Search the records that follow and extract every line containing the string "Design".

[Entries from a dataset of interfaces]
=== Section Start ===
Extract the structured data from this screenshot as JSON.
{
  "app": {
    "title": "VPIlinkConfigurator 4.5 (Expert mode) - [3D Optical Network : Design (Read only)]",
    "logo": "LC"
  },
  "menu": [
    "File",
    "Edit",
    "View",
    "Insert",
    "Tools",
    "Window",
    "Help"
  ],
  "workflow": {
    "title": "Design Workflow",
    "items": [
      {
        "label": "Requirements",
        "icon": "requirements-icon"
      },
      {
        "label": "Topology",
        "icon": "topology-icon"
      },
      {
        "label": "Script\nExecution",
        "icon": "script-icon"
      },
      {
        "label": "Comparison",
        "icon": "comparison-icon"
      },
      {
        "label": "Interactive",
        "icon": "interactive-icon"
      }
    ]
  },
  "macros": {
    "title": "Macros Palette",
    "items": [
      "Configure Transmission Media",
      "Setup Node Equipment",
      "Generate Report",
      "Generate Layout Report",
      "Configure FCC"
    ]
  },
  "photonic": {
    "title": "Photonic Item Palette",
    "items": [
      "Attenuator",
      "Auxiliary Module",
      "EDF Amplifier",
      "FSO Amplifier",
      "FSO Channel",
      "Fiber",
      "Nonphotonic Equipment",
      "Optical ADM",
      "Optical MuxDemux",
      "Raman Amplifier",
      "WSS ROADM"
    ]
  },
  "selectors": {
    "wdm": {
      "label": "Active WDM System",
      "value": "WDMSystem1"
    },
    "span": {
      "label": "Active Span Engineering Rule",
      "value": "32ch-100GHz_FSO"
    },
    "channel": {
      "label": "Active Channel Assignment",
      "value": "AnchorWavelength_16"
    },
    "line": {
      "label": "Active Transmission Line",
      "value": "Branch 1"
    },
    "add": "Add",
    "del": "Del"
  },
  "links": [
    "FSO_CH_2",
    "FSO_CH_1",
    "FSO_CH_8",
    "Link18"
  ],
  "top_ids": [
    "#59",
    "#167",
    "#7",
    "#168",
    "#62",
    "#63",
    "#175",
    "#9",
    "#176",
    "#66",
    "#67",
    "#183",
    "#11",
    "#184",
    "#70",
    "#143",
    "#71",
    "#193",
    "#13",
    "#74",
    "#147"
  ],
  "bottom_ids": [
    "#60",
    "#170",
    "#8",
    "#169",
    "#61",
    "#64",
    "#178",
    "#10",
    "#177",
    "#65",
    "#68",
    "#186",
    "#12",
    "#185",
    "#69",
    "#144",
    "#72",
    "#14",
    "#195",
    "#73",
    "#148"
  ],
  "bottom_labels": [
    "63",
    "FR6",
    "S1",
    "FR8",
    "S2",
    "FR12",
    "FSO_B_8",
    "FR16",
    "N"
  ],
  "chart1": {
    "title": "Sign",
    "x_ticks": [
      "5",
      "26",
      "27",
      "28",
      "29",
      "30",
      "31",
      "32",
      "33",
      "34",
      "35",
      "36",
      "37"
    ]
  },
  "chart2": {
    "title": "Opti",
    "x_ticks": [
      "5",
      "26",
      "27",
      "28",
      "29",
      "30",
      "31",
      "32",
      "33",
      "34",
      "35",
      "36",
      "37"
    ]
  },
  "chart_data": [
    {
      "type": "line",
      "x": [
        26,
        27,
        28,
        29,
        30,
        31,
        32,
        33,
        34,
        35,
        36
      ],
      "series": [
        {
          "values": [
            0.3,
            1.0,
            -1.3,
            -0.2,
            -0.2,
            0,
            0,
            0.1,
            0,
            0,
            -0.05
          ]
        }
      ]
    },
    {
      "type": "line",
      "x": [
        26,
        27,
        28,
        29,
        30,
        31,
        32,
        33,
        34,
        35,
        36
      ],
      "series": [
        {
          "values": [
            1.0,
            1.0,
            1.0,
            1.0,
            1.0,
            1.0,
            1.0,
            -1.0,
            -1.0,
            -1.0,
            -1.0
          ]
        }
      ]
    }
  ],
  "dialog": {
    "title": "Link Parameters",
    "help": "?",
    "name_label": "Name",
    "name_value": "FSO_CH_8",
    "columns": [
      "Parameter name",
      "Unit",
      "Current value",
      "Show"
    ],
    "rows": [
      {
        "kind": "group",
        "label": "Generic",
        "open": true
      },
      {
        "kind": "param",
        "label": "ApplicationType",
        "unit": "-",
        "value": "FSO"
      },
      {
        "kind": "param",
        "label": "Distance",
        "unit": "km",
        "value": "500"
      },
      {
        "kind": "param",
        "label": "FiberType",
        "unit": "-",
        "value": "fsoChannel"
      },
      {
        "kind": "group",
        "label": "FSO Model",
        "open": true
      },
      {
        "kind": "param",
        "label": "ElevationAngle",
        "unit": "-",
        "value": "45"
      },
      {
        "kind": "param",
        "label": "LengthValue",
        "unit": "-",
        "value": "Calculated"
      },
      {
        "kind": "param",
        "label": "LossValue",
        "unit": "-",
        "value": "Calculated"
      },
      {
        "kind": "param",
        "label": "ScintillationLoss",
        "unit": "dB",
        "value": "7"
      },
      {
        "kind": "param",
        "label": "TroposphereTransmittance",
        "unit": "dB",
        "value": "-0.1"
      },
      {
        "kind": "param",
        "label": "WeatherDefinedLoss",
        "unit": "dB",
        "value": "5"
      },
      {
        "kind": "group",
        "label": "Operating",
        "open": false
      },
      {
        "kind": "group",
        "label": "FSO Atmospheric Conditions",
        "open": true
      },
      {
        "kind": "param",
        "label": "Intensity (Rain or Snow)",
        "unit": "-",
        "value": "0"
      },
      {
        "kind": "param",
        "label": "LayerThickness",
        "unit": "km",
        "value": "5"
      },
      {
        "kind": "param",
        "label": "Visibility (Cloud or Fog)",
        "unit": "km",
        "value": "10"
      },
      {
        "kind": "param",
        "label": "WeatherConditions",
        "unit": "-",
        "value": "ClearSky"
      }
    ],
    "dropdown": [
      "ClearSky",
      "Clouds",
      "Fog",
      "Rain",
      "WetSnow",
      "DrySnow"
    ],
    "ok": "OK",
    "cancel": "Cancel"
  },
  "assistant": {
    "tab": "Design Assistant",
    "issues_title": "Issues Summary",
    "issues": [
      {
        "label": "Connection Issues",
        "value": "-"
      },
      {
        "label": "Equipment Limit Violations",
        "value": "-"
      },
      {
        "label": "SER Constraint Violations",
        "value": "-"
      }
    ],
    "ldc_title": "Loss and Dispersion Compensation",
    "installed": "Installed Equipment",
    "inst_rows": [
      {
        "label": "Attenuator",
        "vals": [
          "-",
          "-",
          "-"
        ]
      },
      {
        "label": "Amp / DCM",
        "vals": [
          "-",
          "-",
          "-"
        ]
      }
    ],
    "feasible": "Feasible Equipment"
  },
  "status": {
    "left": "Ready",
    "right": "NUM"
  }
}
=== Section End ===
| EXERCISE RESULT |
    "title": "VPIlinkConfigurator 4.5 (Expert mode) - [3D Optical Network : Design (Read only)]",
    "title": "Design Workflow",
    "tab": "Design Assistant",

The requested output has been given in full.